Tight margins and operating profits have made it difficult for most contractors to increase the cash level on their balance sheet and build up the strong working capital and equity position that banks and bonding companies hold in high regard. To win bids in this environment, contractors must look for ways to gain efficiencies on projects as well as in the office.  

Decrease Downtime in the Field
Proper planning is the number one way to improve jobsite efficiency. Each week, the project manager should be in the field meeting with the foreman for a status update and to review the weekly plan. Each morning, the foreman should meet with the crew to go over the daily plan. Proper planning and regular meetings also help solidify subcontractor scheduling, ensure material delivery is timely and reduce the number of calls to the office. 

Track and Monitor Internal Job Costs
Companies must know actual costs for every manhour and hour of equipment usage or bids will not be precise. Project managers and foremen must follow a system with proper cost coding and budget comparisons at least weekly. The burden, equipment costs and indirect overhead costs should be analyzed and updated at least quarterly. A company that knows its true costs can bid future projects more accurately. 

Schedule Manpower and Equipment Efficiently

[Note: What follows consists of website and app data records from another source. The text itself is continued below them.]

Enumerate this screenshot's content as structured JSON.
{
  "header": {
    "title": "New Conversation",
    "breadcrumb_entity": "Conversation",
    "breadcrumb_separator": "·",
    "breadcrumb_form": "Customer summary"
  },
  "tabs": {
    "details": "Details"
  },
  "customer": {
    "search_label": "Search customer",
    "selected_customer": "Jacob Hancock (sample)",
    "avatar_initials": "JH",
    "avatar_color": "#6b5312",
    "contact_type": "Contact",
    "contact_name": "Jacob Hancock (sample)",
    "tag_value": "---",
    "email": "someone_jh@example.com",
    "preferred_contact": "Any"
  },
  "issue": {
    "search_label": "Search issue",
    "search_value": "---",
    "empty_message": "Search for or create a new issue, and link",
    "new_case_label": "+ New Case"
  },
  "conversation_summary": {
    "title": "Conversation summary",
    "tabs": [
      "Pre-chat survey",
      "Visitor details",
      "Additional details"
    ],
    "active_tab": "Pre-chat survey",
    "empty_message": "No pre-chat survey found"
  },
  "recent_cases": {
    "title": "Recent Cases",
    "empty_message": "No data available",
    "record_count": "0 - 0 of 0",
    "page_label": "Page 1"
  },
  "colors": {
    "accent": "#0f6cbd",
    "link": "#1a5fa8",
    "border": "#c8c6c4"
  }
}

The jobsite foreman and the company scheduler need to have a streamlined week-to-week process in place so the correct field personnel and equipment are in place. This will help keep unproductive labor in the field to a minimum and keep the job moving forward as planned. 

Monitor Equipment Costs and Utilization
Idle equipment on the jobsite is a true expense and must be considered a job cost. Tracking equipment use along with proper scheduling will lead to better efficiency and lower project costs. It also will help management make decisions on equipment fleet purchases, sales and rentals. 

Follow a Purchase Order and Invoice Approval Process
All purchase orders should be issued and in place prior to the hand-off meeting with the foreman. There also should be a streamlined system for invoice approval by the project manager and transmittal to accounting for payment. A good system will lead to less downtime in the field, with foremen knowing all material vendors and quantities. It also will lead to office efficiencies by not having to track down, re-issue and account for missing purchase orders or unapproved invoices. 

Implement a Change Order Process
Everyone from management to field personnel must follow a standard change order process. Without one, costs may not be recouped or profit may be left on the table if the estimate for the change order is not correct. 

Standardize Subcontractor Agreements and Prequalification Requirements
With the number of subcontractors going under during the last few years, it is crucial for all companies to have a good prequalification and agreement process in place to ensure the subcontractor can complete the job in the manner for which it was bid. Having a subcontractor fail during a project can lead to a large amount of additional costs.  

Use Electronic Devices in the Field
Companies are increasingly using electronic devices to communicate with the office, remit payroll, submit jobsite photos and read drawings. Technology can help increase efficiencies by cutting down on travel time between the office and jobsite, allowing for immediate knowledge of changes to plans and scope, and approving expenditures at the click of a button. 

Focus on Job Close-Out 
Most profit fade can be tied to the last 5 percent to 10 percent of the job. It is key for the original jobsite foreman and project manager to be involved with the project until it is 100 percent complete, meaning the last check has cleared. Moving foreman or project managers to another job prior to closing can be detrimental and costly.

Share the Profit With Employees
Consider implementing a profit sharing program with key management and foremen. The foremen who are on the jobsite daily are the greatest way to keep a job running efficiently. If they have additional incentive, companies may see a better gross margin on the project. 

Paul Esche isvice president of Harding, Shymanski & Company, P.S.C. For more information, email pesche@hsccpa.com.